Trump’s criticism of news reporters works, Buchanan said, because it appeals to exactly the group of voters who support him — people who often believe that news companies are elitist institutions with a condescending attitude toward their customers.


America first — “From this day forward, it’s going to be only America first,” President Trump said in his inaugural address. ‘America first’ is not merely a statement of nationalist pride; it’s a slogan that candidates and movements have used periodically in three centuries of American politics to connote various degrees of isolationism and opposition to immigration and foreign influences.

From George Washington’s warning against foreign entanglements in 1796 through congressional opposition to America joining Woodrow Wilson’s League of Nations in 1919 and on to the grass-roots resistance to engaging in World War II, some Americans — usually through fringe movements such as Charles Lindbergh’s America First Committee in the 1940s or the American First Party that supporters of Patrick Buchanan created in 2002 — have argued that the nation’s economic health and cultural identity require taking advantage of our oceanic distance from other world powers to stick primarily to ourselves.

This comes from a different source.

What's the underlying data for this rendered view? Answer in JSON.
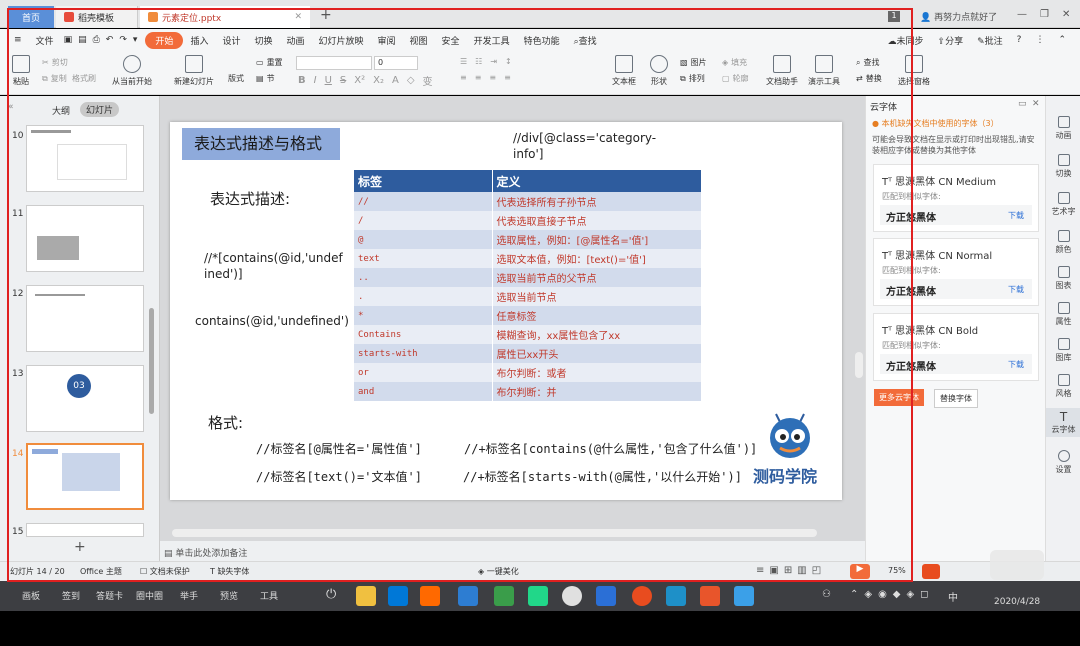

To Lindbergh, ‘America first’ meant staying neutral in World War II to maintain “an independent American destiny.” It also meant blaming American Jews for pushing the United States toward war and for twisting public opinion through their purported control of the media. “America first” supporters have almost uniformly contended that most Americans supported their cause but that the news media refused to reflect that reality. Lindbergh, Buchanan and Trump have all made that argument, despite opinion surveys to the contrary. Until Trump, candidates from ‘America first’ movements have failed to win elections. Now one has.